____ Data provided

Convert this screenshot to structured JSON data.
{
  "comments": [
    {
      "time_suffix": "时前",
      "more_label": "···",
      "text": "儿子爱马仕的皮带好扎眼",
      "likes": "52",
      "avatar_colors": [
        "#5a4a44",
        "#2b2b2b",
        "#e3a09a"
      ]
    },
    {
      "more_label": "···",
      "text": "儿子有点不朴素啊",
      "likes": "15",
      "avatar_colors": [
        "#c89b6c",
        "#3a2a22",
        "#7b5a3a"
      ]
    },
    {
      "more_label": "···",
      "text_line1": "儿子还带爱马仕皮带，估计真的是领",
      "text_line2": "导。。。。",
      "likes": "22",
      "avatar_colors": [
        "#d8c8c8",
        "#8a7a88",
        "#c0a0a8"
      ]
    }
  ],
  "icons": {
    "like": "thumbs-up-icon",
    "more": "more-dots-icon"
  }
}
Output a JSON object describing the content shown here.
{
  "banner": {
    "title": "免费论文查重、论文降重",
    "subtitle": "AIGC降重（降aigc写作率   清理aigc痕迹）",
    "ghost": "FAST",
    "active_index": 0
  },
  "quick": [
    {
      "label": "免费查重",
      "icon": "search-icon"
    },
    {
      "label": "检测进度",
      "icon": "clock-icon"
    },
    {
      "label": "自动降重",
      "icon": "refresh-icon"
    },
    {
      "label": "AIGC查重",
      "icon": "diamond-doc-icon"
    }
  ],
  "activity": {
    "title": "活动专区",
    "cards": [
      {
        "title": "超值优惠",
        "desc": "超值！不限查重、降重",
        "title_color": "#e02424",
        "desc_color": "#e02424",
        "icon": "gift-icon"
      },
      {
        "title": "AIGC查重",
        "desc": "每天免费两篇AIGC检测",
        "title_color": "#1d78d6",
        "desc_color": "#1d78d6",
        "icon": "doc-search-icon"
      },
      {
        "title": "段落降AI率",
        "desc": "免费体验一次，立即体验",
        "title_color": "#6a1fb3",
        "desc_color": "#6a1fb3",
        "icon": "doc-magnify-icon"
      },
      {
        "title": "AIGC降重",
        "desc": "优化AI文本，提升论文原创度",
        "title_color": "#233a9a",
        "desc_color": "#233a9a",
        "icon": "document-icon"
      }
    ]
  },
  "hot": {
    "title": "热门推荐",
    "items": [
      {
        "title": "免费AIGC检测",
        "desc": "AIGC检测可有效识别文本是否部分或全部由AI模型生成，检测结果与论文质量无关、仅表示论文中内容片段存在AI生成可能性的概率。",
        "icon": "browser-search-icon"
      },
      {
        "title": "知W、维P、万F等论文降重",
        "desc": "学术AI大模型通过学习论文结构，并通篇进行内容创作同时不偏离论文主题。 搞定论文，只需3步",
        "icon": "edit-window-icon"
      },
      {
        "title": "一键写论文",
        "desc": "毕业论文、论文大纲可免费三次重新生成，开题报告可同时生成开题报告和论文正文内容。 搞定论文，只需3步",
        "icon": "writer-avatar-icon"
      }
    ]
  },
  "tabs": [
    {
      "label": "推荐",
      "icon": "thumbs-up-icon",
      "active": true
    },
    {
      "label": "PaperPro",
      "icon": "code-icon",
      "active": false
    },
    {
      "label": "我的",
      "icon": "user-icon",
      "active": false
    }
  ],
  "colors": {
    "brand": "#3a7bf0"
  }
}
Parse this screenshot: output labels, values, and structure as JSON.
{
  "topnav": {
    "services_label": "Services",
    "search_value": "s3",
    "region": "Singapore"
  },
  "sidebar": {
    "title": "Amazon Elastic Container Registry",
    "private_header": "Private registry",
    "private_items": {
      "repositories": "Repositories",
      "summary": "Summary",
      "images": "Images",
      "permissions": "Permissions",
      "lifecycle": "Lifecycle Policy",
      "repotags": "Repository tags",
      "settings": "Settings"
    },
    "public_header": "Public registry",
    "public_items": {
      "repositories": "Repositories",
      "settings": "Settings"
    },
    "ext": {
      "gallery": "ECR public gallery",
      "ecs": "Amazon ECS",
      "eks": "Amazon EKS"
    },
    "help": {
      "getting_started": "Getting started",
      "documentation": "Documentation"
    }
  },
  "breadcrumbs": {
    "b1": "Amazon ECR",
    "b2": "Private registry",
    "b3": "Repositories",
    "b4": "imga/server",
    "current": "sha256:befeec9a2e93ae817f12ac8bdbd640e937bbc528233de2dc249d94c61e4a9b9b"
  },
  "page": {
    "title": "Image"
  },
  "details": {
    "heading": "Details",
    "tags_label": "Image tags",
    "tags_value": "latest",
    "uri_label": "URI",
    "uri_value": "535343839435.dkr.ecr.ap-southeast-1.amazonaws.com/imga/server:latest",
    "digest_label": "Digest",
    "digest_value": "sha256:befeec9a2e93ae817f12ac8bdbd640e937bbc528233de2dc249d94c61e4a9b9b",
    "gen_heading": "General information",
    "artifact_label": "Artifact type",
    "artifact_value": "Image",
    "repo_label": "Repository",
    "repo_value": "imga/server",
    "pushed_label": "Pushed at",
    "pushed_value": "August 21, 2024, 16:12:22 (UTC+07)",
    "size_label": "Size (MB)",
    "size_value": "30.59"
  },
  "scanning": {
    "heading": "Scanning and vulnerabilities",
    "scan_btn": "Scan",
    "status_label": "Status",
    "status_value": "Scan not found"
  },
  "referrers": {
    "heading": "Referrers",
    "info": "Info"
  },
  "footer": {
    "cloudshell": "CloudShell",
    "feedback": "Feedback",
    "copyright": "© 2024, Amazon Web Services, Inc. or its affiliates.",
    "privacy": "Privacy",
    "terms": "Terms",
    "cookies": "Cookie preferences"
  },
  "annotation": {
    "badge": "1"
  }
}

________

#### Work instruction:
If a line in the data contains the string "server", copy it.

#### Result below:
    "b4": "imga/server",
    "uri_value": "535343839435.dkr.ecr.ap-southeast-1.amazonaws.com/imga/server:latest",
    "repo_value": "imga/server",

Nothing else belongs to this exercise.